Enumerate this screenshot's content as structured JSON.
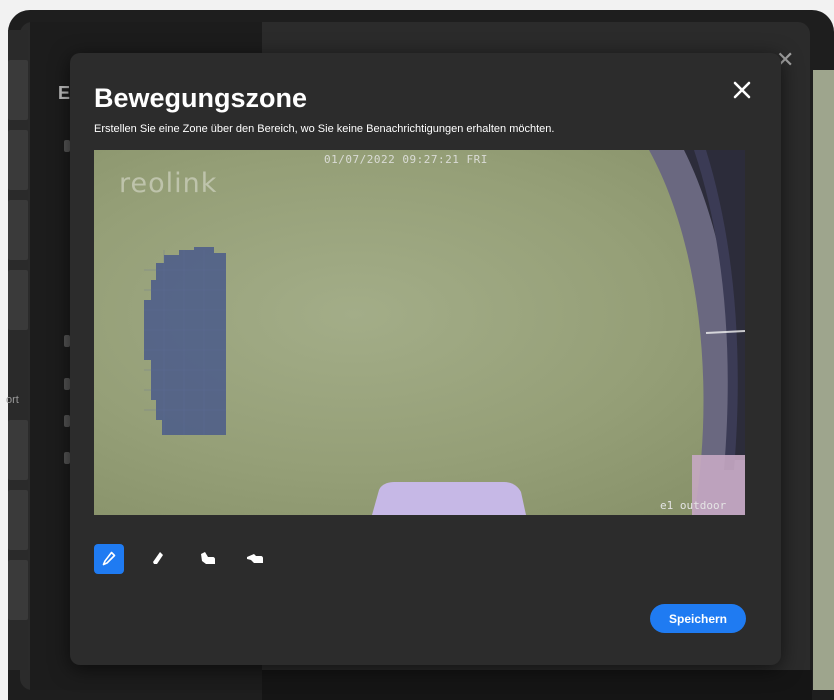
{
  "background": {
    "dialog_letter": "E",
    "left_label": "ort"
  },
  "modal": {
    "title": "Bewegungszone",
    "subtitle": "Erstellen Sie eine Zone über den Bereich, wo Sie keine Benachrichtigungen erhalten möchten.",
    "close_icon": "close-icon",
    "camera": {
      "timestamp": "01/07/2022 09:27:21 FRI",
      "logo": "reolink",
      "camera_name": "e1 outdoor"
    },
    "tools": [
      {
        "name": "pencil-icon",
        "active": true
      },
      {
        "name": "eraser-icon",
        "active": false
      },
      {
        "name": "select-all-icon",
        "active": false
      },
      {
        "name": "clear-all-icon",
        "active": false
      }
    ],
    "save_label": "Speichern"
  },
  "colors": {
    "accent": "#1f7bf2",
    "modal_bg": "#2c2c2c",
    "zone_overlay": "#4a5a8a"
  }
}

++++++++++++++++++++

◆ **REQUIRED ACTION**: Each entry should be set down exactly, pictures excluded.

◆ **OUTPUT OF THE EXERCISE**:
Enumerate this screenshot's content as structured JSON.
{
  "background": {
    "dialog_letter": "E",
    "left_label": "ort"
  },
  "modal": {
    "title": "Bewegungszone",
    "subtitle": "Erstellen Sie eine Zone über den Bereich, wo Sie keine Benachrichtigungen erhalten möchten.",
    "close_icon": "close-icon",
    "camera": {
      "timestamp": "01/07/2022 09:27:21 FRI",
      "logo": "reolink",
      "camera_name": "e1 outdoor"
    },
    "tools": [
      {
        "name": "pencil-icon",
        "active": true
      },
      {
        "name": "eraser-icon",
        "active": false
      },
      {
        "name": "select-all-icon",
        "active": false
      },
      {
        "name": "clear-all-icon",
        "active": false
      }
    ],
    "save_label": "Speichern"
  },
  "colors": {
    "accent": "#1f7bf2",
    "modal_bg": "#2c2c2c",
    "zone_overlay": "#4a5a8a"
  }
}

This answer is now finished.